Meanwhile, world oil supplies do seem to be very tight. Even if we do not buy into the most pessimistic scenarios of ‘peak oil’, cheap conventional oil supply is running down quite rapidly, and it takes a long time to develop and bring to market non-conventional supplies such as oil from the tar sands, deep offshore wells, etc. In other words, high world oil prices are likely here to stay.
(7 July 2008)

Ex-EPA aide tells of White House censorship

Zachary Coile, San Francisco Chronicle
Democrats have long alleged that Vice President Dick Cheney played a key backstage role in thwarting U.S. efforts to cut greenhouse gas emissions, but they have had little evidence. Until now.

Jason Burnett, a senior official with the Environmental Protection Agency who resigned June 9, charges that Cheney’s office urged him to delete or water down testimony to Congress by top administration officials on the impacts of global warming.

Burnett also said the White House blocked an effort by the EPA to issue an endangerment finding, a conclusion that climate change is a threat to the public. Under a Supreme Court ruling last year, the finding would have forced the administration to cut emissions.
(9 July 2008)

In energy, there are no easy answers

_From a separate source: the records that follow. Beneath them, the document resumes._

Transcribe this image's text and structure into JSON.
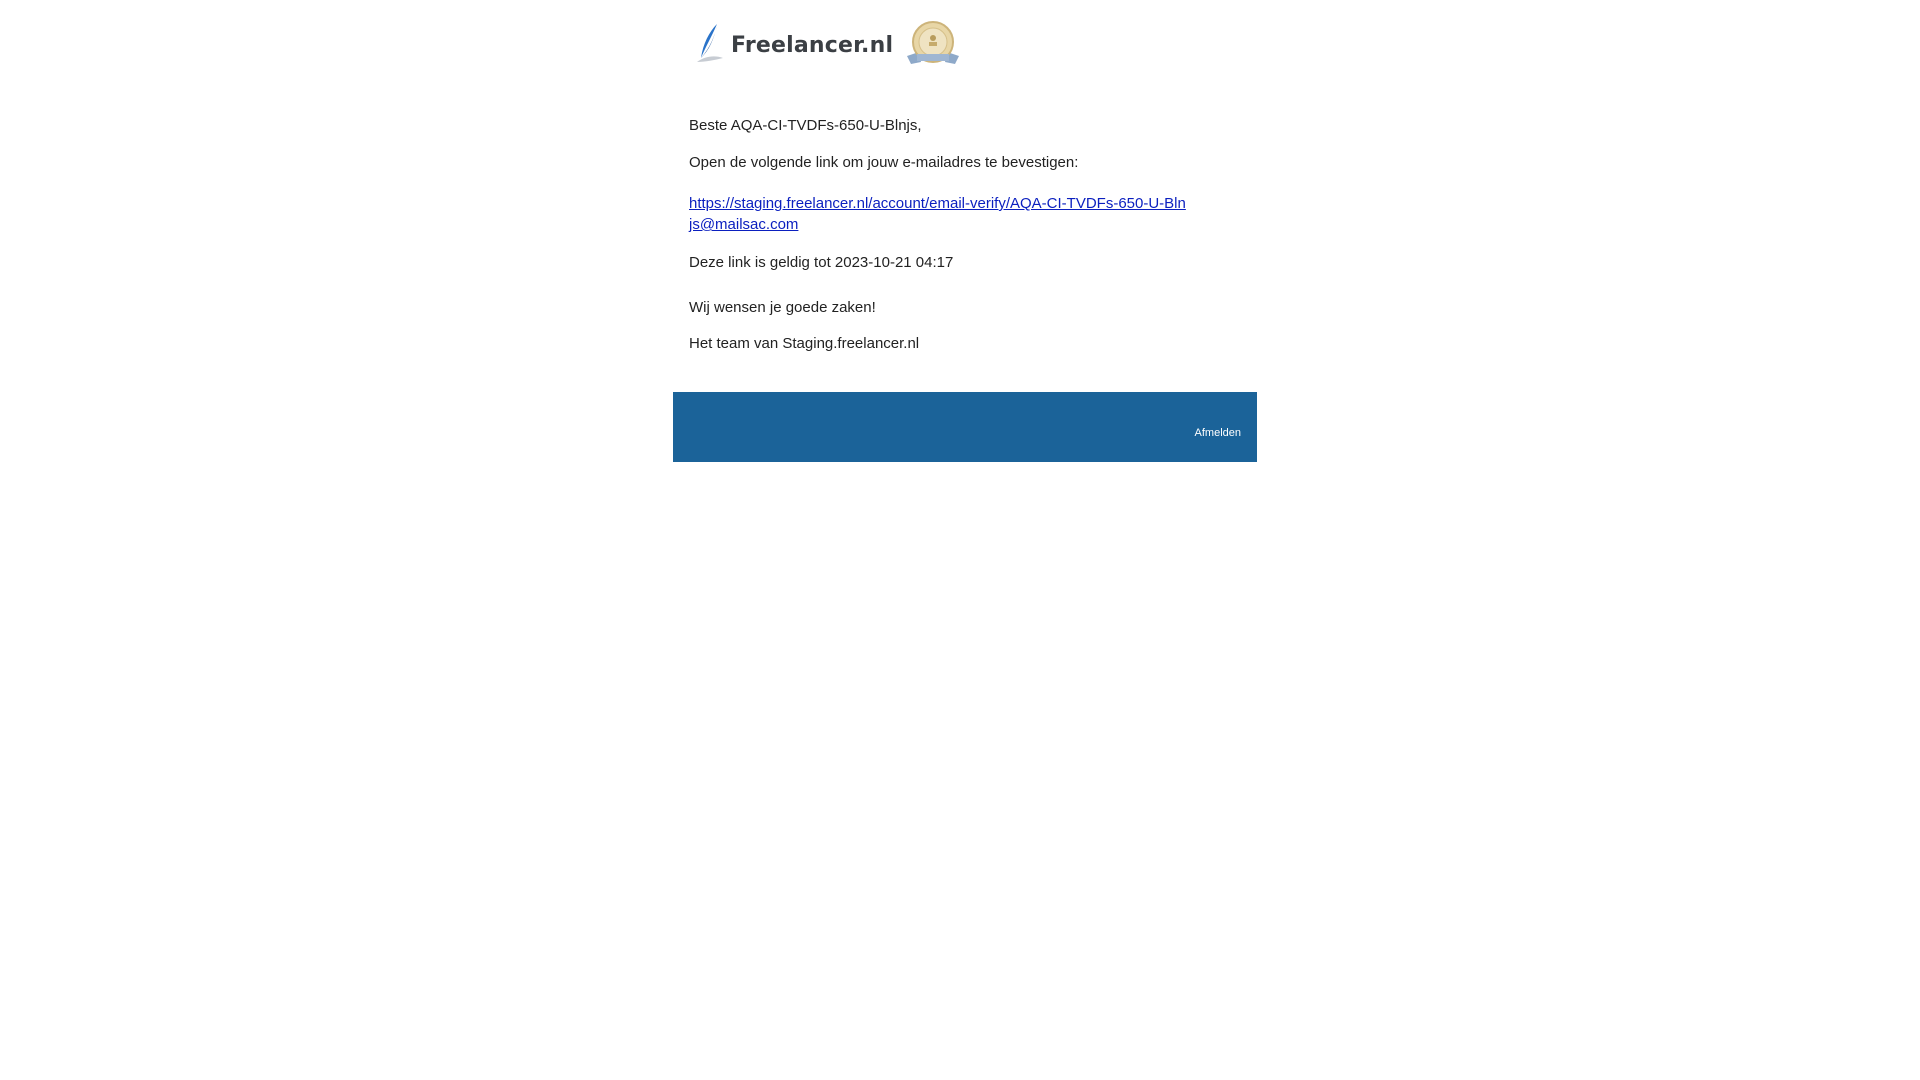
{
  "brand": {
    "logo_text": "Freelancer.nl",
    "logo_color": "#3b3f44",
    "accent_color": "#1b6399",
    "feather_color": "#2a73c9"
  },
  "email": {
    "greeting": "Beste AQA-CI-TVDFs-650-U-Blnjs,",
    "intro": "Open de volgende link om jouw e-mailadres te bevestigen:",
    "verify_link": "https://staging.freelancer.nl/account/email-verify/AQA-CI-TVDFs-650-U-Blnjs@mailsac.com",
    "validity": "Deze link is geldig tot 2023-10-21 04:17",
    "wish": "Wij wensen je goede zaken!",
    "signature": "Het team van Staging.freelancer.nl"
  },
  "footer": {
    "unsubscribe_label": "Afmelden",
    "background": "#1b6399"
  }
}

Lisa Falkenberg, Houston Chronicle
… “America’s dependence on foreign oil threatens our safety and prosperity,” read white words on a black screen. “We need American energy solutions.”

When the viewer’s patriotic instincts are sufficiently primed, the so-called energy declaration of independence is announced: “Drill here. Drill now. Pay less.”

It’s all a part of an effort by Gingrich’s political action organization, American Solutions for Winning the Future, which says it’s searching for nonpartisan solutions to the nation’s problems.

With mounting gas prices, Gingrich’s movement seems to represent the sentiments of a quickly growing legion of Americans, old and young, male and female, folks from big cities to little South Texas towns, who have come to consider drilling, and other methods of increasing energy supplies, more important than conservation.

… So, who’s right? Could the answer be as simple as the portable potty prophecy? The short answer is no, according to the three experts I talked to. And also, yes.

While the goal of America achieving energy independence is steeped in romantic idealism, experts at Rice University and the University of Houston agreed that expanding domestic drilling is a must.

“Drilling now” is also a fantasy since it would take years to gear up production. And “paying less,” in the form of real, substantial relief at the pump, would take even longer.
(7 July 2008)
Article has a great lead — the writer goes into a porta-potty and finds a sign touting Gingrich’s organization. -BA